data-parsely-slot values on a page should be unique, just as if you were defining
id attributes. It’s also useful to use semantically meaningful values, as we have above.
There are often multiple link elements that point to the same target page (for example, a thumbnail and headline that both link to an article). As long as the
href attribute of these links is exactly the same, and the links share the same
data-parsely-slot ancestor, the Parse.ly Overlay will combine their data into a single, aggregated slot.
In the example above, there are two links in the
feature-story-1 slot that point to
/feature/1. While they have different XPaths (
//*[@data-parsely-slot="feature-story-1"]/div/a, respectively), because they share the same
data-parsely-slot ancestor, they will be grouped together. But the link nested in
latest-news-list will not be grouped, even though it points to the same page.
When there are no page elements with
data-parsely-slot attributes, the tracker will instead calculate XPaths by traversing up the DOM tree from the clicked link until it finds the first element with an
id attribute (or it reaches the top). In the initial example above, the Xpath for the first link would be
//*[@id="hero"]/div/article/a. In a real webpage, with many deeply nested elements, these XPaths can become long and brittle, depending on where
id attributes are used.

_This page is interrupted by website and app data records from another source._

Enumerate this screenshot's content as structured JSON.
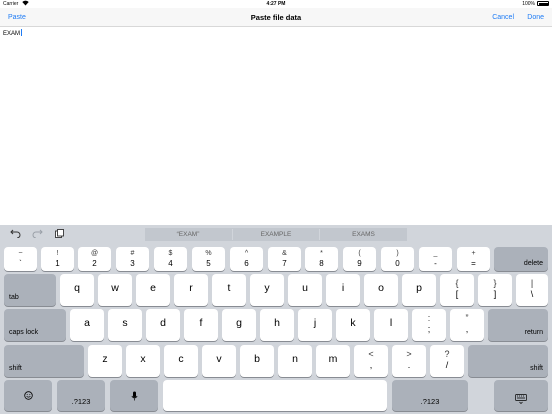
{
  "status_bar": {
    "carrier": "Carrier",
    "wifi": "wifi-icon",
    "time": "4:27 PM",
    "battery": "100%"
  },
  "nav": {
    "left": "Paste",
    "title": "Paste file data",
    "cancel": "Cancel",
    "done": "Done"
  },
  "editor": {
    "text": "EXAM"
  },
  "keyboard": {
    "suggestions": [
      "“EXAM”",
      "EXAMPLE",
      "EXAMS"
    ],
    "row1": [
      {
        "top": "~",
        "bot": "`"
      },
      {
        "top": "!",
        "bot": "1"
      },
      {
        "top": "@",
        "bot": "2"
      },
      {
        "top": "#",
        "bot": "3"
      },
      {
        "top": "$",
        "bot": "4"
      },
      {
        "top": "%",
        "bot": "5"
      },
      {
        "top": "^",
        "bot": "6"
      },
      {
        "top": "&",
        "bot": "7"
      },
      {
        "top": "*",
        "bot": "8"
      },
      {
        "top": "(",
        "bot": "9"
      },
      {
        "top": ")",
        "bot": "0"
      },
      {
        "top": "_",
        "bot": "-"
      },
      {
        "top": "+",
        "bot": "="
      }
    ],
    "delete": "delete",
    "tab": "tab",
    "row2": [
      "q",
      "w",
      "e",
      "r",
      "t",
      "y",
      "u",
      "i",
      "o",
      "p"
    ],
    "row2_sym": [
      {
        "top": "{",
        "bot": "["
      },
      {
        "top": "}",
        "bot": "]"
      },
      {
        "top": "|",
        "bot": "\\"
      }
    ],
    "caps": "caps lock",
    "row3": [
      "a",
      "s",
      "d",
      "f",
      "g",
      "h",
      "j",
      "k",
      "l"
    ],
    "row3_sym": [
      {
        "top": ":",
        "bot": ";"
      },
      {
        "top": "”",
        "bot": ","
      }
    ],
    "return": "return",
    "shift": "shift",
    "row4": [
      "z",
      "x",
      "c",
      "v",
      "b",
      "n",
      "m"
    ],
    "row4_sym": [
      {
        "top": "<",
        "bot": ","
      },
      {
        "top": ">",
        "bot": "."
      },
      {
        "top": "?",
        "bot": "/"
      }
    ],
    "numkey": ".?123",
    "icons": {
      "undo": "undo-icon",
      "redo": "redo-icon",
      "paste": "clipboard-icon",
      "globe": "emoji-icon",
      "mic": "microphone-icon",
      "dismiss": "keyboard-dismiss-icon"
    }
  }
}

In this default mode, if two links have the exact same
href attribute and have bounding rectangles in close physical proximity, their data will be aggregated into a single slot.
Last updated: December 02, 2022